Read the case carefully again.
Read the rules carefully again.
Respect yourself: get enough sleep and eat properly.
Be sure to know whether your team is going to prepare a pleading as an Advocate General or a Commission Representative.
15 minutes are not enough time to explain exotic legal points, SO KEEP IT SIMPLE.
Be ready to be massively interrupted by judges during your oral arguments. The ELMC Rules & Executive Secretaries will encourage the Bench to pose several questions during your pleadings, interrupting your pleading presentation.
Try to make a plan for your oral arguments that lasts about 8-12 minutes, if you officially have 15.
Do yourselves (and the judges) a favour and learn the basics of rhetoric.
Make your presentation vivid and interesting to hear.
If you were a judge, what would you expect a pleading to be?
Be sure to do repeated rehearsals in the weeks up to the competition.
Try filming the rehearsals and see the film. You will learn, laugh, and get memories to last a lifetime.
Know your oral pleadings by heart – if your coach wakes you in the middle of the night you should go: “Madam OR Mister President, honoured members of the Court……..”.
You have to convince Judges that might not share your view of the world, SO KEEP IT SIMPLE.
Know the fundamental rules of EU Law – the judges love to pose questions about them.
Have a plan B prepared if the time is running out.
Remember that you are an “anonymous” representative of your University and your Country, so behave!
Do not forget your oral pleadings at home or at your hotel ( but if you do, it should not matter, as you know the substance of your oral pleadings by heart don’t you ?).
Dress as you would for a real Court hearing. Formal clothing is very appreciated by the judges. The ladies should dress conservatively and the gentlemen should wear a business suit and tie in respect to the Court.
KEEP IT SIMPLE.
Remember that the Moot Court is about meeting and competing – so remember to have a good time.
You should address the Bench politely, and in the following manner:
A) When starting a pleading, say: “Mr. / Madam President, honoured Members of the Court, dear colleagues…”
B) When talking directly with one Judge: “Your Lordship, Judge, President, ….”.
You should always refer to your opponents with respect, and in the following manner:
A) “My learned colleague” / “My learned Friend”
B) “The honourable representative of the Applicant / Defendant / Commission”
C) “His excellency the Advocate General / the Honoured Advocate General”

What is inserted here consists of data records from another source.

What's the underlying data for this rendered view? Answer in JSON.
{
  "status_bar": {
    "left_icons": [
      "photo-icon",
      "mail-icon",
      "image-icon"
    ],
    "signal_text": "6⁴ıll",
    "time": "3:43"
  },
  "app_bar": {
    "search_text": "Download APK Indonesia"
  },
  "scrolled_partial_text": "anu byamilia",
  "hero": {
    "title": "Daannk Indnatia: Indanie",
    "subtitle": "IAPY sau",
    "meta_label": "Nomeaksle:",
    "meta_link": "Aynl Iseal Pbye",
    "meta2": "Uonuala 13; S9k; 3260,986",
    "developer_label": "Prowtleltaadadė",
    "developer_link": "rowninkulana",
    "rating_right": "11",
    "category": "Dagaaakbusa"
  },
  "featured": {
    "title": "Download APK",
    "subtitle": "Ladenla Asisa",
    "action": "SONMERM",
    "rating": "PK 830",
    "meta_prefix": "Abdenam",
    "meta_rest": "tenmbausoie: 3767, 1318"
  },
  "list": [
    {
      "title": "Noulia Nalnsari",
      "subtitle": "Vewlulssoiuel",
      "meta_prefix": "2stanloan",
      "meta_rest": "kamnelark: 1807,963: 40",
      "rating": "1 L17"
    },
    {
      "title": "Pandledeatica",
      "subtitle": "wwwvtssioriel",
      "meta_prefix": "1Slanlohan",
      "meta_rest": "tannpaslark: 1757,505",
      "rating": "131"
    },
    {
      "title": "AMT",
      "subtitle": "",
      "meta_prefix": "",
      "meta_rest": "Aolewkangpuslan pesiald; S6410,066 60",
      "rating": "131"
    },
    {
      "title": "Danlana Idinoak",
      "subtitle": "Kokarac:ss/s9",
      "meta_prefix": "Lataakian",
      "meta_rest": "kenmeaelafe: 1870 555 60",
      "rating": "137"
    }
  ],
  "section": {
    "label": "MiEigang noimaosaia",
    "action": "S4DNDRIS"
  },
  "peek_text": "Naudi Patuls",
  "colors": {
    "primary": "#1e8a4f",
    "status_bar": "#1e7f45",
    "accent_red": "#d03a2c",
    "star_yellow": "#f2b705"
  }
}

Please avoid the following mistakes:
Try to avoid mistakes while addressing the Bench. Addressing the Bench as “your warships” is NOT a good idea.
Do not interrupt a Judge while she or he is speaking.